DATA TO EXAMINE →
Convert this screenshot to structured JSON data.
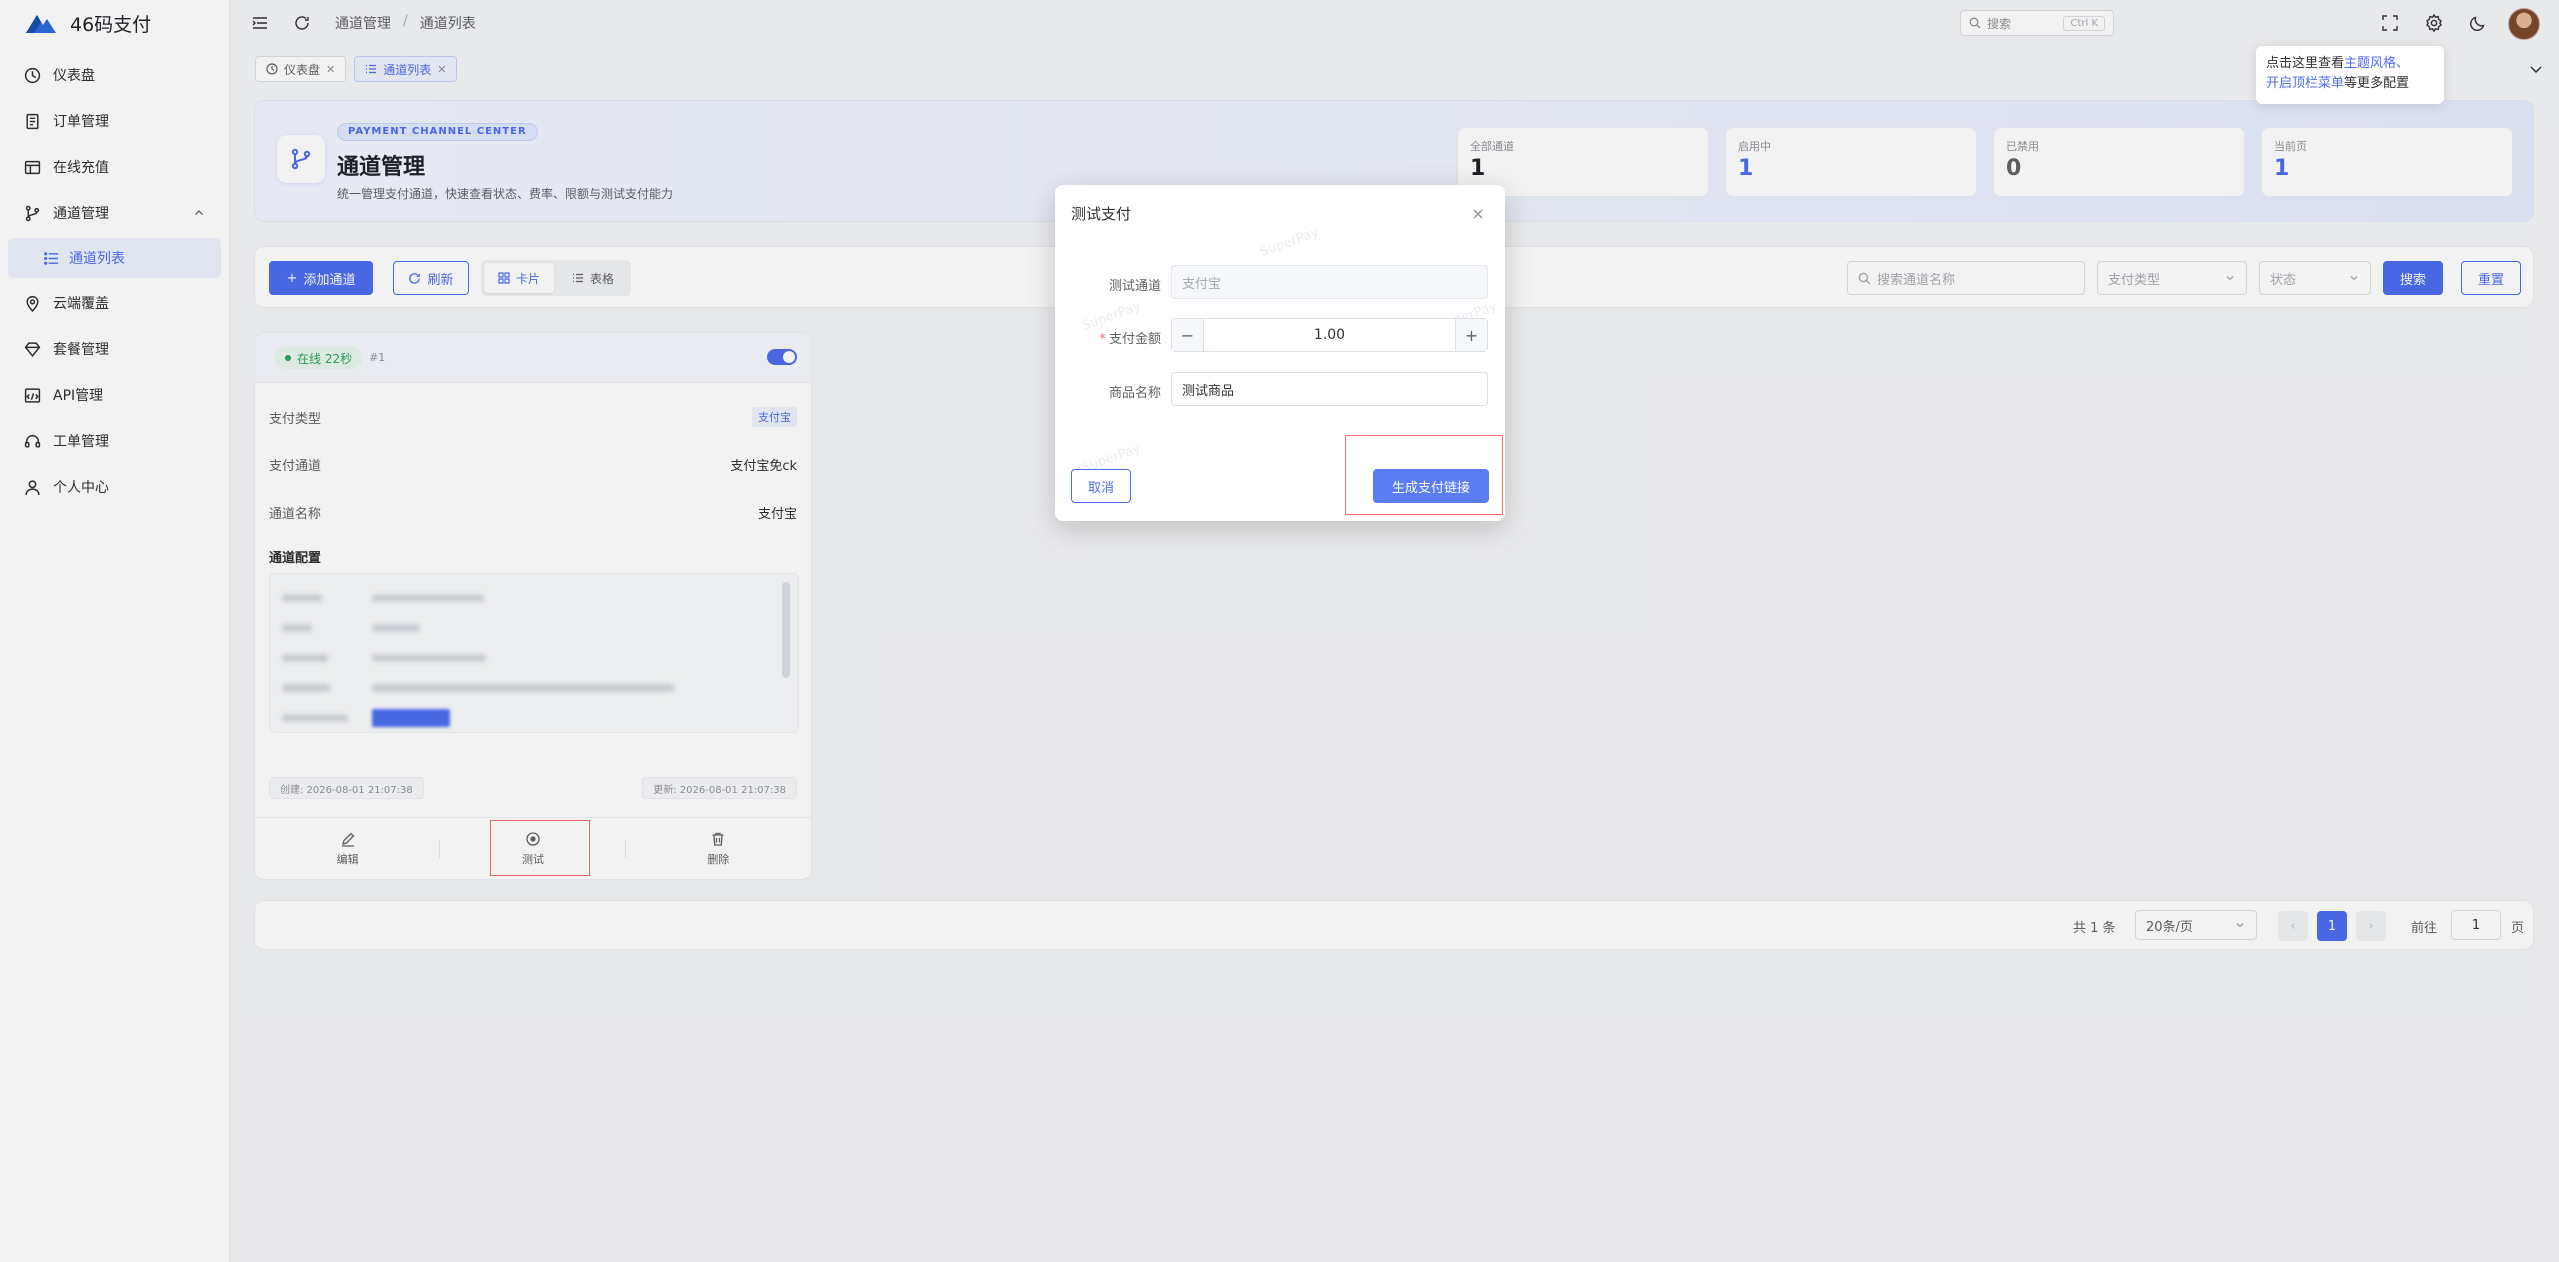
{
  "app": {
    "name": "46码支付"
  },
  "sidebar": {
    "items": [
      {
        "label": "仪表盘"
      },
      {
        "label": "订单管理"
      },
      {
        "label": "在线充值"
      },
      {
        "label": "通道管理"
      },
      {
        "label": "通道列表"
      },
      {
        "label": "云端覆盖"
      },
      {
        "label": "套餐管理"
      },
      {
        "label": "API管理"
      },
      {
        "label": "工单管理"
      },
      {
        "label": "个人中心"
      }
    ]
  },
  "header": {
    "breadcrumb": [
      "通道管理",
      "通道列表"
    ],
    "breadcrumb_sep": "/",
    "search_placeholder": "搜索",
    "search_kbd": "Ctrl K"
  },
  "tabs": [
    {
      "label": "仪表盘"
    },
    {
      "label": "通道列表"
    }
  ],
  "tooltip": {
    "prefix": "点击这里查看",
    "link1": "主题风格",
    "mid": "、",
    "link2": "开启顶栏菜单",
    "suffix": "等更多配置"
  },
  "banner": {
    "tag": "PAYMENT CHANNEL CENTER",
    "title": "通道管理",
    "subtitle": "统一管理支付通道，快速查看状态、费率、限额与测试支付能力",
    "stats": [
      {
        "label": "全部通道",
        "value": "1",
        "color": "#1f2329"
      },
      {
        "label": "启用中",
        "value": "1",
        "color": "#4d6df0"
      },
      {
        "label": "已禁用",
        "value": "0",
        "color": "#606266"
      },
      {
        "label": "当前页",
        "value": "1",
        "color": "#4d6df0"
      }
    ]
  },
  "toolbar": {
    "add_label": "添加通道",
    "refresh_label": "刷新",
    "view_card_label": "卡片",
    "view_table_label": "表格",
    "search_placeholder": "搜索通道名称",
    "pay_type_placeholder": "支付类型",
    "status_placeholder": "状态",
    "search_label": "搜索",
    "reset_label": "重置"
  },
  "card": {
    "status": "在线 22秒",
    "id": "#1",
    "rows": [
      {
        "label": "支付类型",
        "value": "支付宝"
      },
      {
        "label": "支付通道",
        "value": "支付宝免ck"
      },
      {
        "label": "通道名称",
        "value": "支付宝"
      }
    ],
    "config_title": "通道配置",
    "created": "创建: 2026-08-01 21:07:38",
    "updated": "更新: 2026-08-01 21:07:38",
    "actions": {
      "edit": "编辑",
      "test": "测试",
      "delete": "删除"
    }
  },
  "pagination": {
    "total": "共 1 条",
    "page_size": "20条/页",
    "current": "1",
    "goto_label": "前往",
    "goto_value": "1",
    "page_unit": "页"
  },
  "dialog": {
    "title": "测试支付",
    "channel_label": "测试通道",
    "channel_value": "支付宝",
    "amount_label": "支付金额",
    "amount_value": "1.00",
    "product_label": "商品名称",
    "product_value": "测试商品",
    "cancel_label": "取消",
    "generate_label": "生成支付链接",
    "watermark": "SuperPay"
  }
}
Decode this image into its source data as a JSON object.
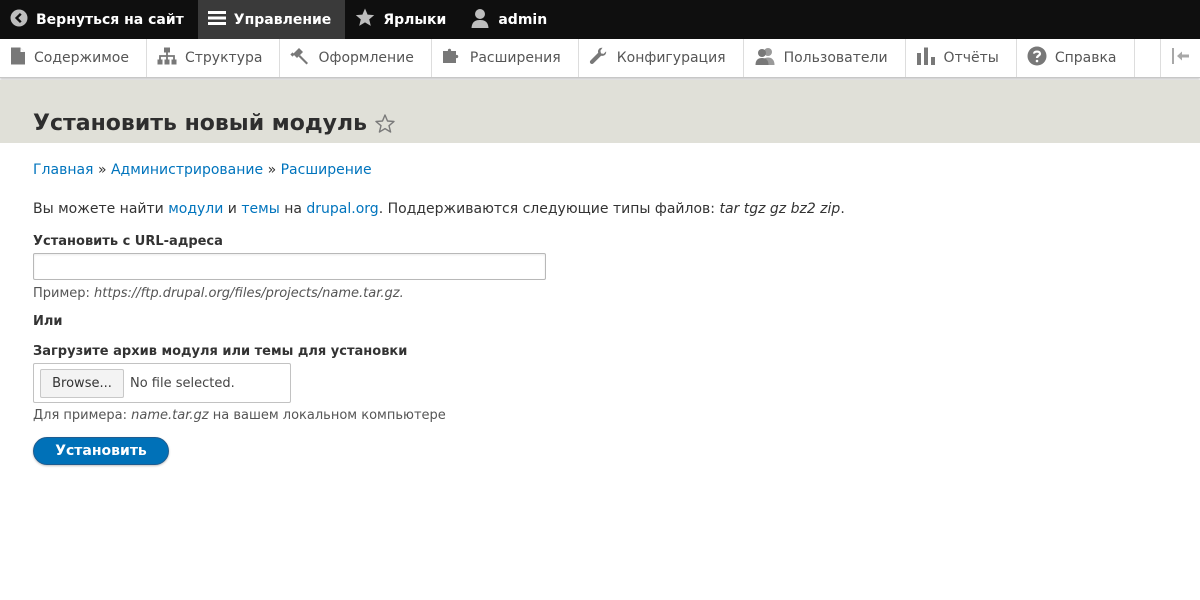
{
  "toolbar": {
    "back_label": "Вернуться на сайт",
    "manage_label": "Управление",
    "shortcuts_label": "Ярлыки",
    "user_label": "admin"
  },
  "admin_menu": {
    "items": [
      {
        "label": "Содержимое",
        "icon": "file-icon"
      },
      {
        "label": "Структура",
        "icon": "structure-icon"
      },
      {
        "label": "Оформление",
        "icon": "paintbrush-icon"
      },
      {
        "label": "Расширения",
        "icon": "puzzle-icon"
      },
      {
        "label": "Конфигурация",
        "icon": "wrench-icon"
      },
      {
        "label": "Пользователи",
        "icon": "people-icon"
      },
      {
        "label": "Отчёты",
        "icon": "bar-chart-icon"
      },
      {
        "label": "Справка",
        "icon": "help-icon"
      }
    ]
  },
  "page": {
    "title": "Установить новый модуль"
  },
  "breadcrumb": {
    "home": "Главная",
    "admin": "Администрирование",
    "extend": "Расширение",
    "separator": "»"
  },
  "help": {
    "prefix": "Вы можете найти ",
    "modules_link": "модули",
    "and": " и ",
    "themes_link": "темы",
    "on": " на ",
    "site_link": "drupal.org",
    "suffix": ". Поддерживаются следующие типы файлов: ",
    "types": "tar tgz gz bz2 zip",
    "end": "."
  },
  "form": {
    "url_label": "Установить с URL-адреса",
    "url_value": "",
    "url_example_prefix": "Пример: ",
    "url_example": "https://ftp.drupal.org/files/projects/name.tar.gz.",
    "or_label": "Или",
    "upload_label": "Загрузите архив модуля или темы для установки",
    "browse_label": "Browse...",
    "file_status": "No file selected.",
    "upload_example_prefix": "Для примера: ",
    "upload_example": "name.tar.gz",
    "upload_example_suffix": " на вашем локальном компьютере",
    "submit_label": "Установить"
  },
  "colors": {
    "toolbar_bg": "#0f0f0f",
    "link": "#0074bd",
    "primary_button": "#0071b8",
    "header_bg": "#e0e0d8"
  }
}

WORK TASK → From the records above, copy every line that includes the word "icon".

YOUR SOLUTION →
        "icon": "file-icon"
        "icon": "structure-icon"
        "icon": "paintbrush-icon"
        "icon": "puzzle-icon"
        "icon": "wrench-icon"
        "icon": "people-icon"
        "icon": "bar-chart-icon"
        "icon": "help-icon"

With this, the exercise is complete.